But I was also up 11 lbs since my last doctor’s visit, and that was only 3 months ago. scale I was shocked. For many years, I’ve made it a practice to check my weight daily. I’ve checked it in the morning, checked it in the evening, checked it randomly almost every day.
When I look at the results – the bare measurement – and the factors involved in reaching those results, I am left with 2 emprical findings:

1) I stopped measuring my weight
2) My weight went where I didn’t want it to go

These two things are connected. As a whole, in life and in technology, people measure what they care about.  Everyone watches their 401k, their annual salary… Everyone watches metrics about things in their life that are important to them.  The first big company website I managed increased its traffic over 500% in the first year that I managed it. I know that particular statistic because that metric was one that I cared about.

Over the last two months, I’ve sold a house, bought a house, moved from one house to another… I’ve painted 4 ceilings, 3 rooms, and climbed on the roof to blow leaves out of gutters 3 times. I’ve also started a new gig, gained several hundred twitter followers and gotten my latest business almost ready to launch.  The weight metric has escaped my monitoring because everything in my life has overwhelmed my time-limited and adhd-rattled attention-span.

I treated my weight as if it was less important.
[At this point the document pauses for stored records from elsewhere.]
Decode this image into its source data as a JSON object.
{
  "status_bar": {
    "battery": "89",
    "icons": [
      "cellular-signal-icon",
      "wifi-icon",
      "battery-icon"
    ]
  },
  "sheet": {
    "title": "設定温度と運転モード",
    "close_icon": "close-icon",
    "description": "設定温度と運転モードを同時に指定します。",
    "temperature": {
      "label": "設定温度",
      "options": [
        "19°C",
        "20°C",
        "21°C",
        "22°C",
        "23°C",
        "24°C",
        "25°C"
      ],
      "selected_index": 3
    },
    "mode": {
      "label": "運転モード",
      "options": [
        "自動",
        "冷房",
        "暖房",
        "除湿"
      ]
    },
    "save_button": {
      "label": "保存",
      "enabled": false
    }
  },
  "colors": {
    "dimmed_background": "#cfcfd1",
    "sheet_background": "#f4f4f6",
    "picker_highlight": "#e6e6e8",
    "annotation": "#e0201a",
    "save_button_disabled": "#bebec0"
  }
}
We track what we care about – We track metrics that matter in our lives. If we care about something, it is important to HAVE metrics that we can track – metrics that measure improvement or not.
My point is – when you care about something, when something is important to you, make sure you have some measure of it. Make sure you have some metric that you can measure and monitor to ensure the thing that you care about is going in the direction you want it to go.   Monitoring that sort of measurement, that sort of metric is the best way to correct course when things aren’t going your way.

This morning, before I started work, I stepped on the scale.

What do you think? Do you have metrics for things that matter to you? Do you monitor and manage them?

December 9th, 2009 Posted by | Business, Continuous Improvement, Life, Other Stuff, People | no comments